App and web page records
>>>>>

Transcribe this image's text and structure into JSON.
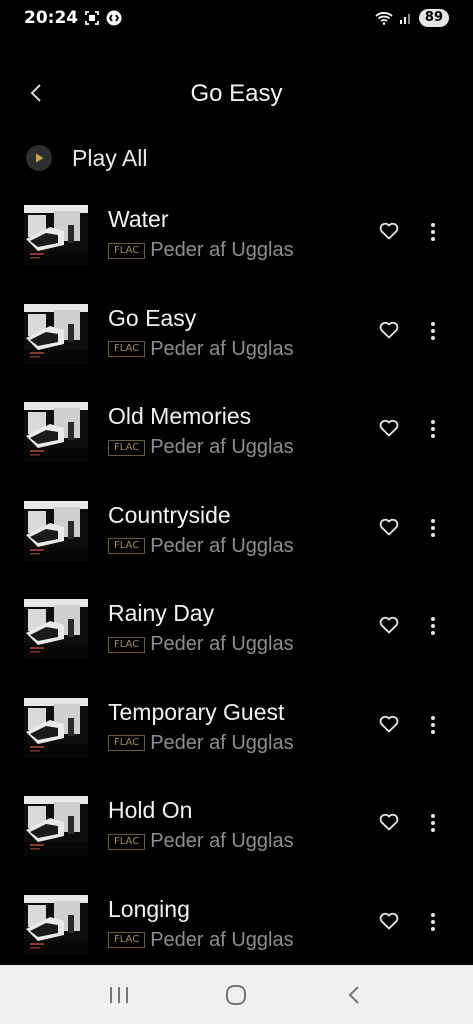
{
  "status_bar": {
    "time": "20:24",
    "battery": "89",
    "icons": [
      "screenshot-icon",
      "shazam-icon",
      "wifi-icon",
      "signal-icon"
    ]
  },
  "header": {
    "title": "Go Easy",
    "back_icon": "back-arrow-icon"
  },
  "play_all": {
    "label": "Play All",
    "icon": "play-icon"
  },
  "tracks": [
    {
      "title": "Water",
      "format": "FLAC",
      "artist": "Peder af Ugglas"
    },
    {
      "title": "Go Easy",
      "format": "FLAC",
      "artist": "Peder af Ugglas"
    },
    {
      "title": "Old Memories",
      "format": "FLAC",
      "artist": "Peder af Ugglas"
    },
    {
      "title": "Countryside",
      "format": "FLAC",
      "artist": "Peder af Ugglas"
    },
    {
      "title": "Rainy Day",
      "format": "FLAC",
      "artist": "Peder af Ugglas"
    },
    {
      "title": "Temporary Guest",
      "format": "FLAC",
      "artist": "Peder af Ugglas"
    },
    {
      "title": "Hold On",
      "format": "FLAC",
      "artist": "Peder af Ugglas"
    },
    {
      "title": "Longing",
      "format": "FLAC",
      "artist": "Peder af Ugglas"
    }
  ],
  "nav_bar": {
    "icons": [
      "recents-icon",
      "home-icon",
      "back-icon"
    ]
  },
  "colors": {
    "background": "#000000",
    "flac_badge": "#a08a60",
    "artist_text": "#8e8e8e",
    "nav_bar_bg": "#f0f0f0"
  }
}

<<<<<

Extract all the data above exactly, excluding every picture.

Transcribe this image's text and structure into JSON.
{
  "status_bar": {
    "time": "20:24",
    "battery": "89",
    "icons": [
      "screenshot-icon",
      "shazam-icon",
      "wifi-icon",
      "signal-icon"
    ]
  },
  "header": {
    "title": "Go Easy",
    "back_icon": "back-arrow-icon"
  },
  "play_all": {
    "label": "Play All",
    "icon": "play-icon"
  },
  "tracks": [
    {
      "title": "Water",
      "format": "FLAC",
      "artist": "Peder af Ugglas"
    },
    {
      "title": "Go Easy",
      "format": "FLAC",
      "artist": "Peder af Ugglas"
    },
    {
      "title": "Old Memories",
      "format": "FLAC",
      "artist": "Peder af Ugglas"
    },
    {
      "title": "Countryside",
      "format": "FLAC",
      "artist": "Peder af Ugglas"
    },
    {
      "title": "Rainy Day",
      "format": "FLAC",
      "artist": "Peder af Ugglas"
    },
    {
      "title": "Temporary Guest",
      "format": "FLAC",
      "artist": "Peder af Ugglas"
    },
    {
      "title": "Hold On",
      "format": "FLAC",
      "artist": "Peder af Ugglas"
    },
    {
      "title": "Longing",
      "format": "FLAC",
      "artist": "Peder af Ugglas"
    }
  ],
  "nav_bar": {
    "icons": [
      "recents-icon",
      "home-icon",
      "back-icon"
    ]
  },
  "colors": {
    "background": "#000000",
    "flac_badge": "#a08a60",
    "artist_text": "#8e8e8e",
    "nav_bar_bg": "#f0f0f0"
  }
}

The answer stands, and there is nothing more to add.